The inquiry, launched in September 2021, delved into the methods TikTok employed to handle the personal information of young users aged 13 to 17 from July to December 2020.
Key findings from the investigation revealed:
- By default, videos uploaded by underage users were public, making them viewable to anyone, with or without a TikTok account, thus raising safety concerns.
- TikTok’s failure in offering clear information to these young users.
- The introduction of “dark patterns” during registration, nudging users to select options that compromise their privacy while uploading content.
- Flaws in the Family Sharing feature that potentially let non-guardian adults link their accounts to that of a minor, facilitating the activation of direct messaging for users older than 16.
Beyond the monetary penalty, the DPC has instructed TikTok to rectify its data-processing methods within a 90-day timeframe.
Anu Talus, Chair of the EDPB, commented, “Digital platforms must ensure that they present choices, especially to the young audience, in a fair and balanced way. Any engagement that can subtly influence people into making privacy-compromising decisions should be avoided.”
TikTok, in its official response, expressed disagreement with the DPC’s conclusions. The platform emphasized that the points of criticism were associated with features and configurations that existed three years prior and have since been revised, particularly setting accounts of users under 16 to a default private status.
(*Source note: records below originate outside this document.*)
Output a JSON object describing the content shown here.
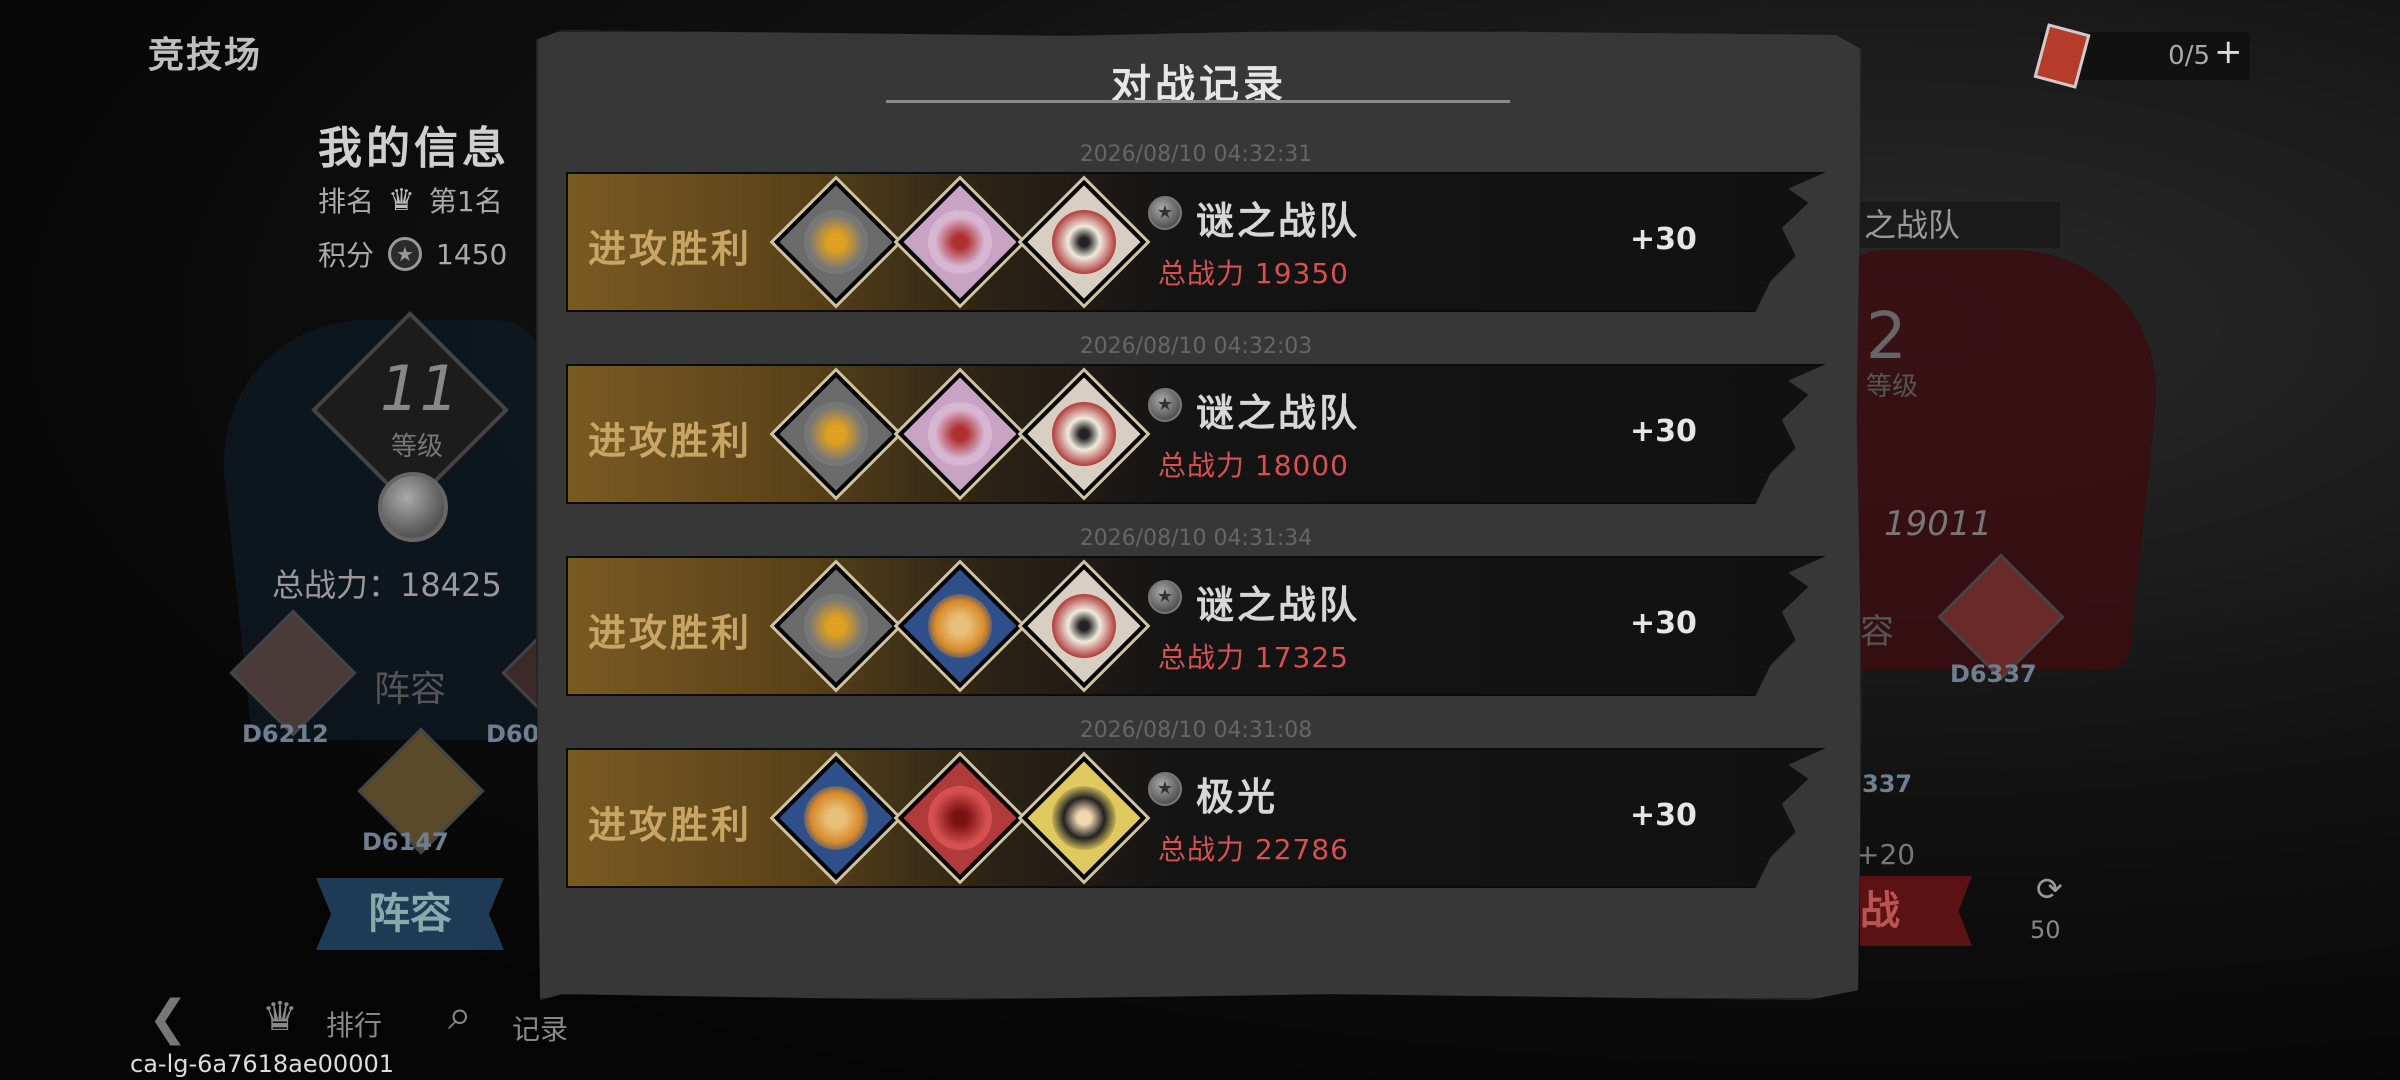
{
  "screen": {
    "arena_title": "竞技场",
    "my_info": {
      "title": "我的信息",
      "rank_label": "排名",
      "rank_value": "第1名",
      "score_label": "积分",
      "score_value": "1450",
      "level": "11",
      "level_label": "等级",
      "total_power": "总战力：18425",
      "lineup_text": "阵容",
      "lineup_button": "阵容",
      "hero_labels": [
        "D6212",
        "D60",
        "D6147"
      ]
    },
    "opponent": {
      "team_name": "之战队",
      "level": "2",
      "level_label": "等级",
      "total_power": "19011",
      "lineup_text": "容",
      "hero_labels": [
        "D6337",
        "337"
      ],
      "points": "+20",
      "fight_button": "战",
      "refresh_cost": "50"
    },
    "tickets": "0/5",
    "bottom_nav": {
      "back_icon": "back-arrow-icon",
      "rank_label": "排行",
      "record_label": "记录"
    },
    "device_id": "ca-lg-6a7618ae00001"
  },
  "modal": {
    "title": "对战记录",
    "records": [
      {
        "time": "2026/08/10 04:32:31",
        "result": "进攻胜利",
        "heroes": [
          "wolf-hero",
          "pink-bear-hero",
          "white-clown-hero"
        ],
        "team_name": "谜之战队",
        "power": "总战力 19350",
        "points": "+30"
      },
      {
        "time": "2026/08/10 04:32:03",
        "result": "进攻胜利",
        "heroes": [
          "wolf-hero",
          "pink-bear-hero",
          "white-clown-hero"
        ],
        "team_name": "谜之战队",
        "power": "总战力 18000",
        "points": "+30"
      },
      {
        "time": "2026/08/10 04:31:34",
        "result": "进攻胜利",
        "heroes": [
          "wolf-hero",
          "cowboy-hero",
          "white-clown-hero"
        ],
        "team_name": "谜之战队",
        "power": "总战力 17325",
        "points": "+30"
      },
      {
        "time": "2026/08/10 04:31:08",
        "result": "进攻胜利",
        "heroes": [
          "cowboy-hero",
          "red-blob-hero",
          "top-hat-hero"
        ],
        "team_name": "极光",
        "power": "总战力 22786",
        "points": "+30"
      }
    ]
  },
  "colors": {
    "win_gold": "#c6a565",
    "power_red": "#d85050",
    "modal_bg": "#373737"
  }
}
It remains unclear if TikTok plans to contest the judgment.
The platform further announced the introduction of an enhanced account setup process for new users aged 16 and 17, presetting their profiles to private. Presently, TikTok boasts approximately 134 million active users monthly within the E.U.
This isn’t TikTok’s first brush with data privacy issues. Earlier in January 2023, a fine of €5 million (around $5.4 million) was imposed by France’s data protection authority on the grounds of violating cookie consent protocols and complicating the opt-out process.
This update follows closely on the heels of recent news from California, where Google consented to pay $93 million to settle allegations of infringing upon the state’s consumer protection statutes, specifically capturing users’ location specifics for targeted advertising without obtaining proper consent.